Out of curiosity, I took one of the web's tests to identify my strengths, and the results were a bit surprising--I actually scored highest in Musical rather than Linguistic ability although the actual difference was rather small.

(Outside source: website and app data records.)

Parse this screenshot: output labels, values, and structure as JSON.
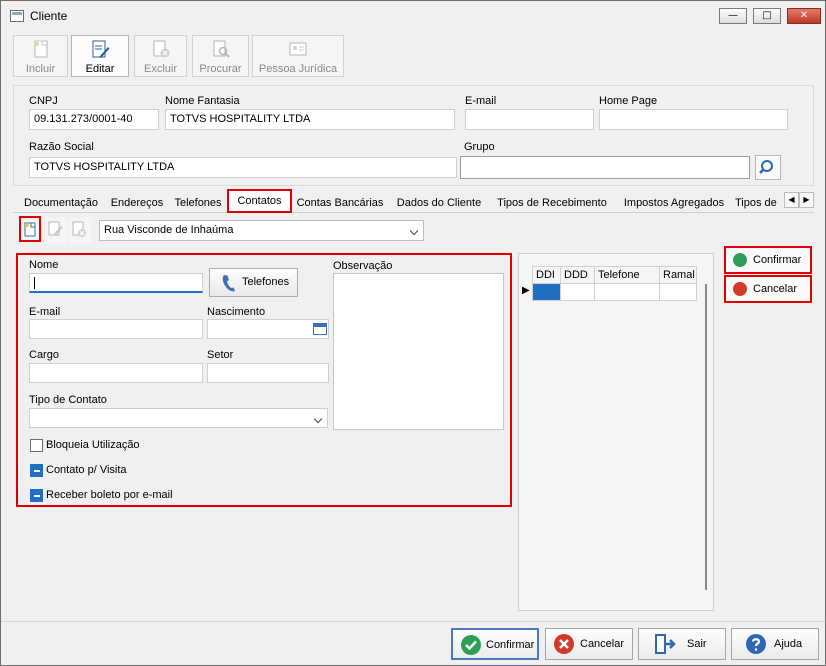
{
  "window": {
    "title": "Cliente",
    "controls": {
      "minimize": "—",
      "maximize": "□",
      "close": "✕"
    }
  },
  "toolbar": {
    "incluir": "Incluir",
    "editar": "Editar",
    "excluir": "Excluir",
    "procurar": "Procurar",
    "pessoa_juridica": "Pessoa Jurídica"
  },
  "header": {
    "cnpj_label": "CNPJ",
    "cnpj_value": "09.131.273/0001-40",
    "nome_fantasia_label": "Nome Fantasia",
    "nome_fantasia_value": "TOTVS HOSPITALITY LTDA",
    "email_label": "E-mail",
    "email_value": "",
    "home_page_label": "Home Page",
    "home_page_value": "",
    "razao_social_label": "Razão Social",
    "razao_social_value": "TOTVS HOSPITALITY LTDA",
    "grupo_label": "Grupo",
    "grupo_value": ""
  },
  "tabs": [
    "Documentação",
    "Endereços",
    "Telefones",
    "Contatos",
    "Contas Bancárias",
    "Dados do Cliente",
    "Tipos de Recebimento",
    "Impostos Agregados",
    "Tipos de"
  ],
  "tab_scroll": {
    "left": "◀",
    "right": "▶"
  },
  "contatos": {
    "address_select": "Rua Visconde de Inhaúma",
    "form": {
      "nome_label": "Nome",
      "nome_value": "",
      "telefones_button": "Telefones",
      "email_label": "E-mail",
      "email_value": "",
      "nascimento_label": "Nascimento",
      "nascimento_value": "",
      "cargo_label": "Cargo",
      "cargo_value": "",
      "setor_label": "Setor",
      "setor_value": "",
      "tipo_contato_label": "Tipo de Contato",
      "tipo_contato_value": "",
      "observacao_label": "Observação",
      "observacao_value": "",
      "bloqueia": {
        "label": "Bloqueia Utilização",
        "checked": false
      },
      "contato_visita": {
        "label": "Contato p/ Visita",
        "checked": true
      },
      "receber_boleto": {
        "label": "Receber boleto por e-mail",
        "checked": true
      }
    },
    "phones_grid": {
      "columns": [
        "DDI",
        "DDD",
        "Telefone",
        "Ramal"
      ],
      "row_marker": "▶"
    },
    "confirmar": "Confirmar",
    "cancelar": "Cancelar"
  },
  "footer": {
    "confirmar": "Confirmar",
    "cancelar": "Cancelar",
    "sair": "Sair",
    "ajuda": "Ajuda"
  },
  "colors": {
    "highlight": "#e00000",
    "confirm_green": "#2f9e58",
    "cancel_red": "#d43a2c",
    "selection_blue": "#1f6fc5"
  }
}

It would be intriguing to find out if other poets (as a group) scored in a similar manner. (I also scored surprisingly high in Naturalist--but I attribute this to gardening and a grandmother who insisted I learn the names of the birds and trees around us.)

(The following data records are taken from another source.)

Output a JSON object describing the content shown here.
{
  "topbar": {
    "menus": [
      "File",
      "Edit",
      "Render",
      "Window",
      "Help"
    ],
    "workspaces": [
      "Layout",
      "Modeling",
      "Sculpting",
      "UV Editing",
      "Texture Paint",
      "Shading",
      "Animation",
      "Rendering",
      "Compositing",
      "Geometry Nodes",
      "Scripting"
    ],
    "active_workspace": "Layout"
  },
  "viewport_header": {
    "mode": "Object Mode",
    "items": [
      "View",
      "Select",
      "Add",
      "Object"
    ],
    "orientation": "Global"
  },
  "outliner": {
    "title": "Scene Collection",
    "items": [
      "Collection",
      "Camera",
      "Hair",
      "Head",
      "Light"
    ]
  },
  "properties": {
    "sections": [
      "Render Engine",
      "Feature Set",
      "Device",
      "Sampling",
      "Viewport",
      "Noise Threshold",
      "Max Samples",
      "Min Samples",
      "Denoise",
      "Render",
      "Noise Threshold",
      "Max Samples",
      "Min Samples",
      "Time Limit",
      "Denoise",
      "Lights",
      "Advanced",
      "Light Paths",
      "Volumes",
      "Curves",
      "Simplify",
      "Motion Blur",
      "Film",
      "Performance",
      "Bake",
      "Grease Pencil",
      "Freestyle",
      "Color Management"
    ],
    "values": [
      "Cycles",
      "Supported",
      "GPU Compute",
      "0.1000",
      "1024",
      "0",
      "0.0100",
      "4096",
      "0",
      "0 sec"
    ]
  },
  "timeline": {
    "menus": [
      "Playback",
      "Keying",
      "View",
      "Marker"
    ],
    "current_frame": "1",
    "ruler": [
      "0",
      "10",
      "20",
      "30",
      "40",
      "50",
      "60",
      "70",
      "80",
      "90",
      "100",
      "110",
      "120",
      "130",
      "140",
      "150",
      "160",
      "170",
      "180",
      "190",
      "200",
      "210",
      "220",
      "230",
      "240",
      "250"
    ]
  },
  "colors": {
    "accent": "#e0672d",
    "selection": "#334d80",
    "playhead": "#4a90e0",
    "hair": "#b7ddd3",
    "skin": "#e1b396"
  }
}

I'm not sure that the questions are terribly accurate-- and perhaps this would be a good tool to help an adult bring more "roundedness" to his or her life--knowing for instance that I am poor at spatial ability --might be a good prompt to work to develop this skill more fully in my life. (In case I decide to take up sewing or quilting in the future, this would come in handy.)

On the last trip to my local library, I found an interesting little book, Wisdom of the Plain Folk, on the Mennonites and Amish life --beautiful photography paired with hymns and sayings. I've been working my way through some theology recently, I began with Bonhoffer's Life Together, and now I've picked up The Imitation of Christ by Thomas a Kempis in a translation by William Griffin. The wily introduction is by Richard J. Foster and contains those little comments in Latin that used to annoy me, but now pique my interest.

Latin has been showing up everywhere--in my son's book on Shakespeare, for example--and of course in my older son's vocabulary course. I have often thought if I just looked at Latin long enough it would begin to make sense. I am thrilled to know that there is always another subject to try, another project to undertake, and more books, and books!

In garden news, the pot holding last year's stalks of basil has suddenly sprouted a few young plants, long after I'd ceased to hope. But two leaves become four, become eight and so forth.
The thought of fresh pesto tempts. And many years after I first made pesto at home and after quite a few years of frustrated searching, pine-nuts are easy enough to acquire at the local grocery. Perhaps this summer, I'll try making the pasta myself. Small as a marble: the season's first tomato, and like a small furry caterpillar the zucchini inch into the world.

Poetry as Punishment?

Awhile back, some kids had a party and trashed the Frost House. Now, they've been assigned to take a class in Frost's poetry.
I suppose the impulse is good, but

Frost is one of those poets whose work seems "simple" at first glance, but with further thought, insight, and contemplation, the poems begin to open up facets of meanings--more than mere simple description, although that, too.

Try reading some for yourself. Here's a nice linked collection of some of Frost's work.
For Once, Then, Something

Others taught me with having knelt at well-curbs
Always wrong to the light, so never seeing
Deeper down in the well than where the water
Gives me back in a shining surface picture
Me myself in the summer heaven godlike
Looking out of a wreath of fern and cloud puffs.
Once, when trying with chin against a well-curb,
I discerned, as I thought, beyond the picture,
Through the picture, a something white, uncertain,
Something more of the depths--and then I lost it.
Water came to rebuke the too clear water.
One drop fell from a fern, and lo, a ripple
Shook whatever it was lay there at bottom,
Blurred it, blotted it out. What was that whiteness?
Truth? A pebble of quartz? For once, then, something.

Thanks to: Robert Frost page